Miller can not only giveth, but occasionally he will taketh away. In a mid-January game against the New Orleans Hornets, Miller stole the ball not once but twice from Hornets All-Star guard Baron Davis.
"His skills are very unusual for his size," Madsen said. "He can go out on the perimeter and guard guards. I mean, Baron is one of the best guards in this league, and he got him — twice. Oliver has great hands, soft hands, and he's a good shooter."
When recalling some of the players he idolized growing up, Miller lists big men like Charles Barkley, Hakeem Olajuwon and Patrick Ewing. But he also mentions Magic Johnson, which may be why he sometimes shows off his guard-like attributes. "When I was younger I always played with guys three or four years older than me, so I learned a lot playing with older guys and guys that were better than me," he said. "Then of course I would watch guys like Magic and Larry Bird and try to take my game to their level."
One of the biggest concerns surrounding Miller's career has been his weight.

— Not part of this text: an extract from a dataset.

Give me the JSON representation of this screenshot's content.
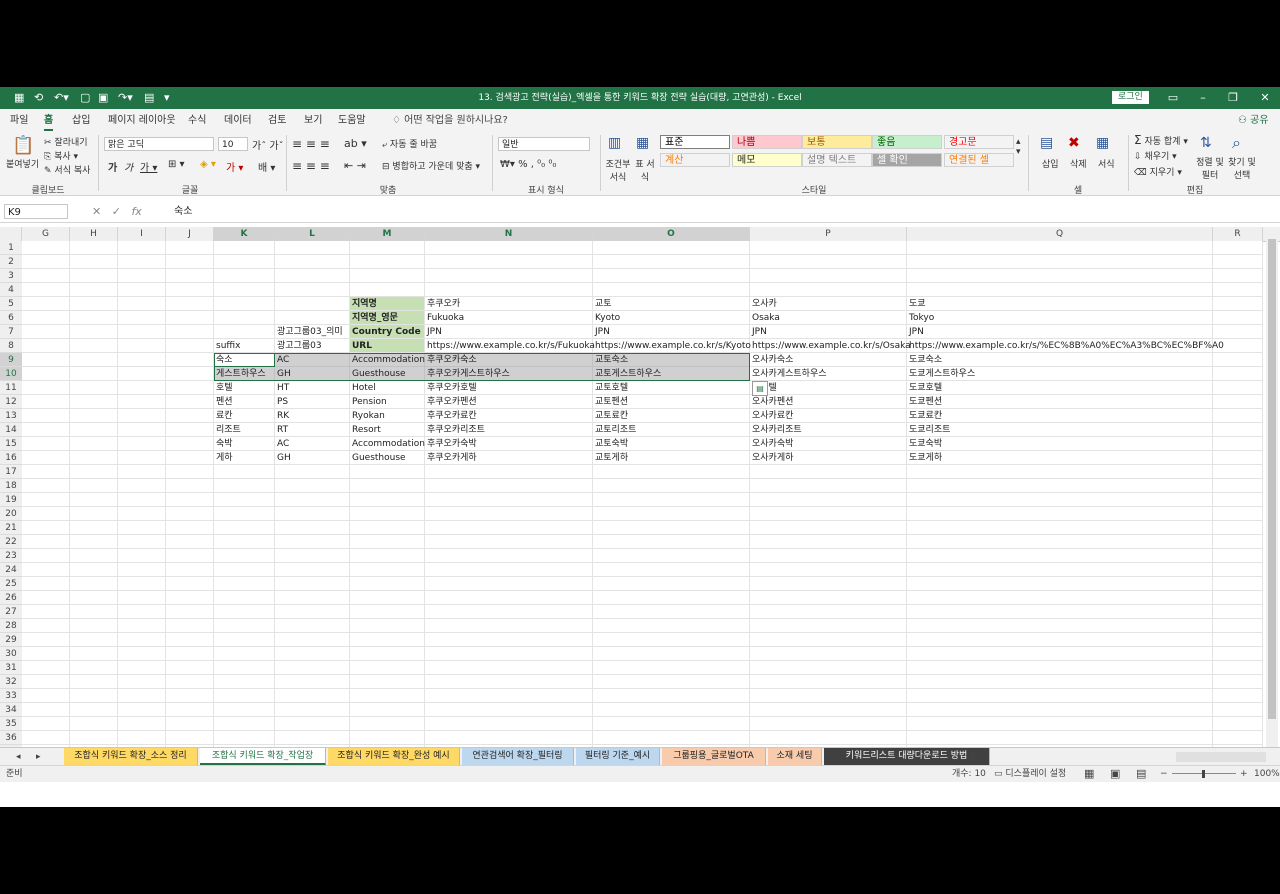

He has always possessed great basketball skills, but his excess weight ultimately put his NBA career on hiatus in 2000. At his biggest, "Big O" tipped the scales at 375 pounds, making him an easy target for hecklers in every arena he played.
He says the laughs at his expense never affected him when he was playing, but that doesn't mean the comments didn't hurt. "I tried to let it roll off my back," Miller said. "But there were times when I called my fiancee late at night, my mother late at night, my agent late at night. Lot of late nights crying."
After being let go by Phoenix in 2000, Miller bounced around basketball obscurity from the Harlem Globetrotters, to the CBA, to the ABA and USBL. Often discouraged, he wondered if he was ever going to make it back to the NBA. "Two years ago, I made a decision," Miller said. "I just got tired of hearing people talk about the weight. It was always about my weight, my weight. I knew I had to change myself. I had to show people I'm for real. They weren't going to take me serious if I was putting up 20 points, getting 20 rebounds, but I had an extra 30 pounds on my back."
Even in the CBA, Miller said, teams questioned him because of his weight. "It was, 'We wanted you but we heard you couldn't run up and down the floor. We heard you were 500 pounds,' " Miller said. "Well, don't believe everything you hear. Put me out on the floor and then make a judgment."
Before joining the Timberwolves on Dec. 13, Miller's most recent stop was in Bismarck, N.D., with the CBA's Dakota Wizards. In 11 games, Miller averaged 16.2 points and 8.7 rebounds while also dishing out 39 assists, grabbing 15 steals and blocking 21 shots. During the 2002-03 season, Miller was a CBA All-Star selection and was named to the all-league second team after averaging 15.7 points and 12.1 rebounds. While with the USBL's Dodge City Legend in 2002, he ranked second on the team in assists with 72, while playing in only 15 games.
"I've been working for three years now," Miller said. "They said I'm not committed to losing weight. Since this summer, I've been focused on that. Got to the CBA, lost 30 pounds so far, and I'm still losing."
Miller says changing his diet has been the key to shedding the weight. "Eating right — I eat less carbs now and drink a lot more water," he said. "That's really been it. It really hasn't been any special conditioning program or anything like that, just watching what I eat."
His self-motivation and dedication to get back to the NBA is what makes "Big O" one of the crowd favorites at Target Center. A hard-working big guy doing the little things gets big roars from the crowd every time. "I'm glad that they accept me," Miller smiled. "I just have to go out every night and do what I have to do. I don't want to go out there and be a disappointment."